Wikipedia says that, ‘Eidetic or photographic memory is popularly defined as the ability to recall images, sounds, or objects in memory with extreme precision and in abundant volume.’
So do I (Ron White) have a Eidetic or photographic memory? Short correct answer = NO
Longer correct answer =
An Eidetic memory is typically referred to as someone who has the ability to look at information for say 30 seconds and then be able to recall the information so vividly it is like they were looking at a photograph of the information. This is the result of a 100% natural process in the brain and not memory training, as what I – (Ron White), use.
This video below of Stephen Wilshire is REMARKABLE and also the result of a true photographic memory. To my knowledge, Stephen is not using memory training to recall this information. Instead it is simply a remarkable illustration of an incredible natural memory. Here is an incredible video of Stephen:

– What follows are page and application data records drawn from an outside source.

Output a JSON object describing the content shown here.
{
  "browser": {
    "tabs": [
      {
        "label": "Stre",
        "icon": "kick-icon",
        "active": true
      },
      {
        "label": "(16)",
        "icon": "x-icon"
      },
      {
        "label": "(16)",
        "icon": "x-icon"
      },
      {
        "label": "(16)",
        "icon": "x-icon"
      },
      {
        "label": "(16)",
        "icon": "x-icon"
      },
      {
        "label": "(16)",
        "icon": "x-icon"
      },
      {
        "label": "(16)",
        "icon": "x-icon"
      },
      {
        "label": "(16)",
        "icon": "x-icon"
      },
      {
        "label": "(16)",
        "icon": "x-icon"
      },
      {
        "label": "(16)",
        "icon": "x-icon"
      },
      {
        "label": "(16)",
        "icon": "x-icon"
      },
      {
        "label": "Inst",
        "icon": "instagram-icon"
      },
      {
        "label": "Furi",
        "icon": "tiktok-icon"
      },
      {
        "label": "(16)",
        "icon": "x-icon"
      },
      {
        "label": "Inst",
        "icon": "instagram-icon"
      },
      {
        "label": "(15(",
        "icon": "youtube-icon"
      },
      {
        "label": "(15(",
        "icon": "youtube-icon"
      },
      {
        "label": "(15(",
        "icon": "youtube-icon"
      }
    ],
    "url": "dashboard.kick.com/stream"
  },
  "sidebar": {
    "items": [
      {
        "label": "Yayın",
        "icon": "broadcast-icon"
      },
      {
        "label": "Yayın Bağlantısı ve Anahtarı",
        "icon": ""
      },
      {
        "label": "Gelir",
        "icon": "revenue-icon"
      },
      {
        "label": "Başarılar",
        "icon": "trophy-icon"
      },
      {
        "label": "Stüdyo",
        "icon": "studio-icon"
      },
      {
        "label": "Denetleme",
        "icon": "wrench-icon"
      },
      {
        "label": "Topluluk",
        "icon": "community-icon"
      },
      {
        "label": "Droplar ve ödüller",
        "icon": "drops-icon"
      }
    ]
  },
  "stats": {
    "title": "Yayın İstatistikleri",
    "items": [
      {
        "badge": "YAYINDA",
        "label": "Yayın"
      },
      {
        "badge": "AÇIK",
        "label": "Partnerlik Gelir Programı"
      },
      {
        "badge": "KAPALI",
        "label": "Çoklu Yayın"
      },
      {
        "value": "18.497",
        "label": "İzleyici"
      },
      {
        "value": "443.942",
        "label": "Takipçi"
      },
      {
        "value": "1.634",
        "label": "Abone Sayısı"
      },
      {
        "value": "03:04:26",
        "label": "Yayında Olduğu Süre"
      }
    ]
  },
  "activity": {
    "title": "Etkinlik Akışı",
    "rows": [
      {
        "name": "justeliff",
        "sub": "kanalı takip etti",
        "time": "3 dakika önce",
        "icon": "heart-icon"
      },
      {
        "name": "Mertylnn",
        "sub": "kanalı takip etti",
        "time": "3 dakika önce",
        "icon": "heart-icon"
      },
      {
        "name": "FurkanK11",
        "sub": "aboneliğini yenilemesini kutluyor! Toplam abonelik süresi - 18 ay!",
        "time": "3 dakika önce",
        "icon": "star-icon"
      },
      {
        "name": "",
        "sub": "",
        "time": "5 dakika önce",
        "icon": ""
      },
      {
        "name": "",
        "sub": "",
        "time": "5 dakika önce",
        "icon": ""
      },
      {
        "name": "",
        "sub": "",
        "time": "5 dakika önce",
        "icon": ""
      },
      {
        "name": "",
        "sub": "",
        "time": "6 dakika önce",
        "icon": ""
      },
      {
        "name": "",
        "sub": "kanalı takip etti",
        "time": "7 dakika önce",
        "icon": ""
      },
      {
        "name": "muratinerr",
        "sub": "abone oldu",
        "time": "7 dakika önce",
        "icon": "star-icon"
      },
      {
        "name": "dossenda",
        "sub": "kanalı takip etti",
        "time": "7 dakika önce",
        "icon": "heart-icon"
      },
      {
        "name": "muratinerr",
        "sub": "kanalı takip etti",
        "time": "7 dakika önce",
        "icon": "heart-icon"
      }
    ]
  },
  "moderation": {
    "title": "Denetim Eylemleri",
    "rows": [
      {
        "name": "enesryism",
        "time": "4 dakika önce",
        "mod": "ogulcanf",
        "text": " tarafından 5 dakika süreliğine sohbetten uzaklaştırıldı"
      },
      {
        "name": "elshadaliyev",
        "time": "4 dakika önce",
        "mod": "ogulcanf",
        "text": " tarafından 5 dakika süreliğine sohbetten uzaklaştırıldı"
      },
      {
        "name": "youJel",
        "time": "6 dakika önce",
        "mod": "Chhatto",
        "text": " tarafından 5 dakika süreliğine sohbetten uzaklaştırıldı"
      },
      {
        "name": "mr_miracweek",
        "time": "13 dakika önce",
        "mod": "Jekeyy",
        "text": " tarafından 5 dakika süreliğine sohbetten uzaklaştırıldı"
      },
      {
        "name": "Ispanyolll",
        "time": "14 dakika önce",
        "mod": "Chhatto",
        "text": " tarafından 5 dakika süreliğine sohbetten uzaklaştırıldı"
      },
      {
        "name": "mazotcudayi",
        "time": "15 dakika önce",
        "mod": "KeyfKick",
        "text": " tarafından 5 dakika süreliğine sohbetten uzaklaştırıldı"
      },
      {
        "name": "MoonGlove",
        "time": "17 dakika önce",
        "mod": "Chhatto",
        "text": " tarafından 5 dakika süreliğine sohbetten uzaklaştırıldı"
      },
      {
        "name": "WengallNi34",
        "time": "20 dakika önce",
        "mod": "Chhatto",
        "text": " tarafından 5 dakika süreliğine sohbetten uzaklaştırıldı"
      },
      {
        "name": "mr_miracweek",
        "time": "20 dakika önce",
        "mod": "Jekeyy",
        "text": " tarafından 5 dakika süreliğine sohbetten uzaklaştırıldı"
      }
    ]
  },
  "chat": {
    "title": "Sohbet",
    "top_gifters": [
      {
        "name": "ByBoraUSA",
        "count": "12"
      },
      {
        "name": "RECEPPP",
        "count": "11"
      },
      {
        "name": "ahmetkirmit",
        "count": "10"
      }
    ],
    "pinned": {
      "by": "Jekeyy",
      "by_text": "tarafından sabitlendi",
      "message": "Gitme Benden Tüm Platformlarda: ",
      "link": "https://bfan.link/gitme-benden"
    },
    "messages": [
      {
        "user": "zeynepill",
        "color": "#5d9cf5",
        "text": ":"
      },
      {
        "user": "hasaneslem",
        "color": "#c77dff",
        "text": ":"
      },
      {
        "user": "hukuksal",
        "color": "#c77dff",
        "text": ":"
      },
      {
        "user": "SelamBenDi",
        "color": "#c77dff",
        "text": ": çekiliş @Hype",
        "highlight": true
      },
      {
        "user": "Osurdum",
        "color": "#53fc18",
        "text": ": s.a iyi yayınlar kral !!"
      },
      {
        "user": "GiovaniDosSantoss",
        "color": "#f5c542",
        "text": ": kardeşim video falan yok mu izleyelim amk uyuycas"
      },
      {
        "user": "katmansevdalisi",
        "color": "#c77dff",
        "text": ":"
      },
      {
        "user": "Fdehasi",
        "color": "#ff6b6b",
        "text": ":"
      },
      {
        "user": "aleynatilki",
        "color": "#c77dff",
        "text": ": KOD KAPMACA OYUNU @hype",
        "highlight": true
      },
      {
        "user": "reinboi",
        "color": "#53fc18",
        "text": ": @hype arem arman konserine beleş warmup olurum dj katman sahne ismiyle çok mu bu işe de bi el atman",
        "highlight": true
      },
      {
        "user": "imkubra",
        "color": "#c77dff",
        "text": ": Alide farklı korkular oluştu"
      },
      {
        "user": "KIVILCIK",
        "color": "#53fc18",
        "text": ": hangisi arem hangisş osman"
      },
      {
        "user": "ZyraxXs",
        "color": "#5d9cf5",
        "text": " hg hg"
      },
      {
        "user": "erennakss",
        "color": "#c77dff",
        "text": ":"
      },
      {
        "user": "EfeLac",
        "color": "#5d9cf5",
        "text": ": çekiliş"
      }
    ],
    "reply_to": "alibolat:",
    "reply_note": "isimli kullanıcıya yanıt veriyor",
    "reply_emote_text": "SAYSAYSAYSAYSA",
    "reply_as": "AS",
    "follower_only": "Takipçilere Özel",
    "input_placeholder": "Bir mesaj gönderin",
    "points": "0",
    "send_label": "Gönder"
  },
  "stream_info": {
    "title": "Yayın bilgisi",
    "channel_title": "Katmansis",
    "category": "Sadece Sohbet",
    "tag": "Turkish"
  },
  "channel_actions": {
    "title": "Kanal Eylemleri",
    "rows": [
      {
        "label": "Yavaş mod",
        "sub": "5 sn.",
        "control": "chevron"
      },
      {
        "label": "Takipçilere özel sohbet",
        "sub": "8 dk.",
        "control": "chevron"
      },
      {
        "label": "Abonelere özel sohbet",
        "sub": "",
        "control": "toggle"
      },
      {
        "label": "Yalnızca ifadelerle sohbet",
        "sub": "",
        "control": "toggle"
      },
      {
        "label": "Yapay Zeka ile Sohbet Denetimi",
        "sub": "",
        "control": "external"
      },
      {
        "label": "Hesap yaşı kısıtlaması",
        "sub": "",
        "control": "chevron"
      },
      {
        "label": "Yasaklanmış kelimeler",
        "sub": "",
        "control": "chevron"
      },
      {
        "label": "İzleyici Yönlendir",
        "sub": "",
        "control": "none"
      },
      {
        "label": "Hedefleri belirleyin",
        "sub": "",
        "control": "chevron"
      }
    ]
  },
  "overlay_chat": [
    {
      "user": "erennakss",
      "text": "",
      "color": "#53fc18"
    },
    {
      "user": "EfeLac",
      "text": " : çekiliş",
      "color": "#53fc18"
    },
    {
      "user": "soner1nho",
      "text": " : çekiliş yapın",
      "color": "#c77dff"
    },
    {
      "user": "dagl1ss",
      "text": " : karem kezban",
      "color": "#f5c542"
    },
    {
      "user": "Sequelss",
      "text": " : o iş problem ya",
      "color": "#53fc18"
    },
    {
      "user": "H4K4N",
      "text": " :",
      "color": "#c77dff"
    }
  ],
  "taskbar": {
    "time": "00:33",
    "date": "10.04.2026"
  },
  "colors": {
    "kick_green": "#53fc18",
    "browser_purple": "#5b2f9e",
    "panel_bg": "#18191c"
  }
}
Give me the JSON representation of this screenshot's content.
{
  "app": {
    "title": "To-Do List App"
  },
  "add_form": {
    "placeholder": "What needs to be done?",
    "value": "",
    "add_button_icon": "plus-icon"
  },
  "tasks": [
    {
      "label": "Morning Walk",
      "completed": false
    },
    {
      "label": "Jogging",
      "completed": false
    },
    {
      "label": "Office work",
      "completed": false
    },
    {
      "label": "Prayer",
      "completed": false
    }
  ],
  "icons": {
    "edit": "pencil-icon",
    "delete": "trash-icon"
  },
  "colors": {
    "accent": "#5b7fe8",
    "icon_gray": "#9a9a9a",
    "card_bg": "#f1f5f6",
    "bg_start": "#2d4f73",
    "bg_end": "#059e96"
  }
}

The term, ‘photographic memory’ has been incredibly over used in my opinion. It has been used to describe anyone who demonstrates an exceptional memory capability and that just isn’t accurate. Over a period of 30 years, a baseball broadcaster may become such an expert at baseball he has hundreds of thousands of baseball facts in his brain. This does not mean that he has a photographic memory although his recall for baseball may truly be phenomenal.
What many of the memory training experts are doing is the result of a memory system and not a true photographic memory. So the simple answer is that ‘No, Ron White does not have a photographic memory.’ Instead mine is a trained memory and in reality the term ‘photographic memory’ is incredibly over used and incredibly rare.
Wikipedia further states:
Strong scientific skepticism about the existence of eidetic memory was fueled by Charles Stromeyer who studied his future wife Elizabeth, who claimed that she could recall poetry written in a foreign language that she did not understand years after she had first seen the poem. She also could, apparently, recall random dot patterns with such fidelity as to combine two patterns into a stereoscopic image.[ She remains the only person documented to have passed such a test. However, the methodology of the testing procedures used is questionable (especially given the extraordinary nature of the claims being made) and the fact that the researcher married his subject, and that the tests have never been repeated (Elizabeth has consistently refused to repeat them) raises further concerns.
As of 2008, Elizabeth is in fact the only person who has claimed a ‘Photographic memory’ that has been tested.
If you ask me….bottom line….over used term and incredibly rare. If you want a photographic memory just find some good memory training and you will be halfway there…